When a group of property owners in downtown Columbus, Ohio realized that they were running out of parking spaces for car commuters–to accommodate demand, they’d have to build around 4,000 new spaces–they made a choice. Instead of pushing for new parking garages, they’d try to convince fewer workers to drive by giving them free public transit.
Beginning in June 2018, the Capital Crossroads Special Improvement District, an association funded by downtown property owners, plans to offer free bus passes to more than 40,000 people who work in the area.
Over the last several years, many parking lots in downtown Columbus have been replaced by new residential developments. At the same time, the number of people driving to work alone has increased, leaving so few available parking spots that companies have been reluctant to rent office space in the neighborhood.
“Office brokers first started calling us about this problem about four or five years ago,” says Mark Conte, deputy director of Capital Crossroads. “We’ve now lost an additional 2,000 parking spaces. An office broker would call and say, ‘Hey, I’m working on a deal, can you find me 50 spaces? And our answer would be ‘We can’t.'”
From June 2015 to January 2017, the association ran a pilot to see what would happen if they offered free bus passes to workers in the area. It was a success: among 844 employees at the four companies in the pilot, bus ridership doubled from 6.4% to 12.2%. Based on those results, the group recently voted to offer free bus passes longer-term, from June 2018 until the end of 2020.
Right now, most workers in Columbus drive. In 1990, around 70% drove alone to work; by 2010, that figure was 82.6%. For each 100 workers in the downtown area, there are 87 cars, more than any other mid-sized city downtown apart from Indianapolis (Houston, for example, which is also known as a car commuting city, has 78 cars per 100 downtown workers).
Despite the culture of driving, workers were receptive to the pilot. When Erica Taffany started a new job at in 2015 at the law firm Porter Wright, one of the companies participating in the pilot, she was convinced to try commuting by bus for the first time. “The parking wait list for any garage in the downtown area was about six months long,” she says. “So I thought, instead of paying an exorbitant amount to park 20 blocks away, I may as well just try riding the bus.” After the pilot ended, she bought a bus pass and continued to ride (she recently started driving temporarily because she is pregnant and close to her due date).
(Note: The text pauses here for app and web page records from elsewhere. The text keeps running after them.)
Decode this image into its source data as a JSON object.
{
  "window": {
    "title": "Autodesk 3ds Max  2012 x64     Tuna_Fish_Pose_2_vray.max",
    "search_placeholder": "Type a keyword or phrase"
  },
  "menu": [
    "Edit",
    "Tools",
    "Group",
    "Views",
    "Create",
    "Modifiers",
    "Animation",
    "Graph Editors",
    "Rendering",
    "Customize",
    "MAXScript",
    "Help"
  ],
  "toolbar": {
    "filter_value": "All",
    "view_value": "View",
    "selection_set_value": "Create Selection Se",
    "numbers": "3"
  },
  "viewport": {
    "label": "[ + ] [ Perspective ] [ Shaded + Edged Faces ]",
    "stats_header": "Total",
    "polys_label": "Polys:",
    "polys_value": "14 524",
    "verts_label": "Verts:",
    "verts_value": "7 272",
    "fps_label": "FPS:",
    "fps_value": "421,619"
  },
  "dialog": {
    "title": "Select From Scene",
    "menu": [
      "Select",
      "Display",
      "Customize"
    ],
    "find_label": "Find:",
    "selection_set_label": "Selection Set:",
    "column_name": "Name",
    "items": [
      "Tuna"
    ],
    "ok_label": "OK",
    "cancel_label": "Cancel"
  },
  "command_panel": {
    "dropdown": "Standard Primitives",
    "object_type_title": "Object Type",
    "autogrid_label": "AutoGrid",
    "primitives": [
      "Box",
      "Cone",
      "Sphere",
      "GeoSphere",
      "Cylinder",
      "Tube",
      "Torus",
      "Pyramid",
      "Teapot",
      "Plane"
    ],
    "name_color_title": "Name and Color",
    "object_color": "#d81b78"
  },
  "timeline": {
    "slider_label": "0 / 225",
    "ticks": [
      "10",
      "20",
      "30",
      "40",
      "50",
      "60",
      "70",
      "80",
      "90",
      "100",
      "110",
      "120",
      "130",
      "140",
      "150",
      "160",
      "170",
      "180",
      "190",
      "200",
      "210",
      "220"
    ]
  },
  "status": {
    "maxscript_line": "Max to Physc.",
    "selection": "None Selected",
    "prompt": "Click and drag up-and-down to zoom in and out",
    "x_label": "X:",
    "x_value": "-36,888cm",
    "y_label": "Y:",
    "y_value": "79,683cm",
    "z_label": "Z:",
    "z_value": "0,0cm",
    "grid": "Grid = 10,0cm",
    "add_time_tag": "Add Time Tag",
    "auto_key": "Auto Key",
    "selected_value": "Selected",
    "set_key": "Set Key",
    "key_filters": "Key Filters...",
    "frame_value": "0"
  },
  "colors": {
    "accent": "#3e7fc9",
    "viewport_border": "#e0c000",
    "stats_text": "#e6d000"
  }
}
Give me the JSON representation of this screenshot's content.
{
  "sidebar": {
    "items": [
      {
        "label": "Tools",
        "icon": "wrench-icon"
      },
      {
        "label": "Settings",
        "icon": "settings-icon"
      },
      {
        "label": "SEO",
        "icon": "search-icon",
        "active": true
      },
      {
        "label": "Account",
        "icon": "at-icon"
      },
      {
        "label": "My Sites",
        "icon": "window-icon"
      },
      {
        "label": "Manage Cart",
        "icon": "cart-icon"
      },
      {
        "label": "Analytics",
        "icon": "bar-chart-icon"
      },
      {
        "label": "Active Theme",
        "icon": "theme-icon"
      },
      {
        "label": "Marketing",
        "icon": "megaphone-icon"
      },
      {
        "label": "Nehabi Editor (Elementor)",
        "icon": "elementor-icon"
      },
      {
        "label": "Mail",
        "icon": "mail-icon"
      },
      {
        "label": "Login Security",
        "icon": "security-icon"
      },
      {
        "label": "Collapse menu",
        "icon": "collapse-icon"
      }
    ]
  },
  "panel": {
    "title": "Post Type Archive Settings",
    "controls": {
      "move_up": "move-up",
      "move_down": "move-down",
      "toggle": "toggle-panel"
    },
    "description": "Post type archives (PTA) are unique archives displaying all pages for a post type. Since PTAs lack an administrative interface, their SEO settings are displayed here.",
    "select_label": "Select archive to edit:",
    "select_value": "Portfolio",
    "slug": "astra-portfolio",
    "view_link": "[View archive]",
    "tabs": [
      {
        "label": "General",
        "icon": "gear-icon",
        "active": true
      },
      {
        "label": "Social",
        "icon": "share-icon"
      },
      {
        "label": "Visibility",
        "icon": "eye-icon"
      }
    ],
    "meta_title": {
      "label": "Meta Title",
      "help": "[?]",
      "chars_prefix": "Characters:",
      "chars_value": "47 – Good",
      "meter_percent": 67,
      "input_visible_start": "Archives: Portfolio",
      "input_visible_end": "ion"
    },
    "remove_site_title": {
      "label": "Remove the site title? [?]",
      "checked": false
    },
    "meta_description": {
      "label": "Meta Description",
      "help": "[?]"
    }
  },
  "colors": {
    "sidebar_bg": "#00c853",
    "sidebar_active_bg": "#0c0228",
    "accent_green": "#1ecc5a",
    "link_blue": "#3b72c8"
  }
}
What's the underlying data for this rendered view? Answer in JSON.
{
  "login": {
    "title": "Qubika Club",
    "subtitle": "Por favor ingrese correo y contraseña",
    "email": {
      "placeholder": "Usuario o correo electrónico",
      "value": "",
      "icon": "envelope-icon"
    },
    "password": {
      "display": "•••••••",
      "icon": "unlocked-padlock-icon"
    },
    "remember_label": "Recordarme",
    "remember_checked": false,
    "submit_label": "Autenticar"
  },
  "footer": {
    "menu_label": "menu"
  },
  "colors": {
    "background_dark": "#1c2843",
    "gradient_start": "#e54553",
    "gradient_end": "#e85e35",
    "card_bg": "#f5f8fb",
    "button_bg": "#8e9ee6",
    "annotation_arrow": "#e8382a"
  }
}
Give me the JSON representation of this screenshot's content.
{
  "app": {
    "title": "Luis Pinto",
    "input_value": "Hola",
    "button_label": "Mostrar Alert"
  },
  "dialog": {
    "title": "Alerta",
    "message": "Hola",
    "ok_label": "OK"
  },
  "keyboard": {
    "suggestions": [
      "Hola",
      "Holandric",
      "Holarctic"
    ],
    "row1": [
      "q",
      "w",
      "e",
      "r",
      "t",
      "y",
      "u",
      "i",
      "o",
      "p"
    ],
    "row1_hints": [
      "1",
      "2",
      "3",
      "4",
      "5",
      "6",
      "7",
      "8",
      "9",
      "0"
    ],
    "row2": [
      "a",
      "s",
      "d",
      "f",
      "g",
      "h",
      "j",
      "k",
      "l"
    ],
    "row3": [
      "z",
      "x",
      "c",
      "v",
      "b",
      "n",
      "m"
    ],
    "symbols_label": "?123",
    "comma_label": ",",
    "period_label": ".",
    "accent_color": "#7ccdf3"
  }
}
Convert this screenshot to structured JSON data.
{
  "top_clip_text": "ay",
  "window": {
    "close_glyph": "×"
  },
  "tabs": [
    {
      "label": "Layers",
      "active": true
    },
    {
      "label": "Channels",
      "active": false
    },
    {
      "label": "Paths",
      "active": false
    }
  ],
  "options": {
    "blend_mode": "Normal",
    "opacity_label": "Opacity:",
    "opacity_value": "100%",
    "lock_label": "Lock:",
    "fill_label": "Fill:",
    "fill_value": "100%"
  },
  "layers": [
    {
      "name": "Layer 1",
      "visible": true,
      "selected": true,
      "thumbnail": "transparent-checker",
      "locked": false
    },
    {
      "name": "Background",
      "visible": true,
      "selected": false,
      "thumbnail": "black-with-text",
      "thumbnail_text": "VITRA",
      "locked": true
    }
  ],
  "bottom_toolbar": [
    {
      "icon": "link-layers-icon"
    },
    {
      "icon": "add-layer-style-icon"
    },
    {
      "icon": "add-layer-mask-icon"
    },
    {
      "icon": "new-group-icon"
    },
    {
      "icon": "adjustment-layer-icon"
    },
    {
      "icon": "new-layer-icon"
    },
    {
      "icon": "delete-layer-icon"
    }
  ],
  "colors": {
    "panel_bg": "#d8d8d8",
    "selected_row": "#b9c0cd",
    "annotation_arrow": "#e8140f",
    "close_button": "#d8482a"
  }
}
When the new program begins, the association expects around 5% of the workforce in the area will decide to start taking the bus, freeing up 2,400 parking spaces. At each office, restaurant, or other workplace, the association plans to hold orientation meetings that help workers understand the alternatives to driving, including a program that offers regular bus riders free taxi rides if they work late or have an emergency. “A lot of this is going to be about laying out everybody’s options so that they can feel very comfortable in switching over,” says Conte.
Some companies that offer subsidized or free parking may eventually phase that out; charging for parking is a proven way to quickly decrease the number of commuters who drive. “I think some companies will do that, but I doubt any companies will admit to it right now,” he says. “Once you give a benefit, it’s hard to take it away. What I think would be ideal is that when companies are able to offer this transit benefit, that might be the time that they can then take a look at how much parking they do subsidize…It depends on the company and who their workers are, and what the competition is for those workers. So a company who’s attracting a lot of young people that are living downtown or in the central city area, I think those people are going to be more apt to look at transit and biking options, and not care as much about a parking benefit.”
The association expects to see a series of benefits. Because employees will be able to get to work more easily, more employers will be interested in moving to the area, decreasing the office vacancy rate from around 15% to a projected 4%. Air pollution will improve: the county earned a failing grade this year from the American Lung Association for smog, and the rate of childhood asthma is double the national average, at 15.8%. In a year, the program should also help avoid more than 10 million pounds of CO2 emissions.
The bus passes are also meant to help lower-income workers. Nearly a fifth of employees in the area earn less than $25,000, the county’s living wage, and struggle to afford to get to work. Some employers, such as hotels, are struggling with high turnover as a result. The passes could change that.
If the program is a success, it’s likely to continue long-term. Property owners will cover about half of the $5 million initial program, and grants and donations will cover the rest. The passes will be subsidized by the local transit agency, a partner in the program. Ultimately, property owners may fund the whole program themselves.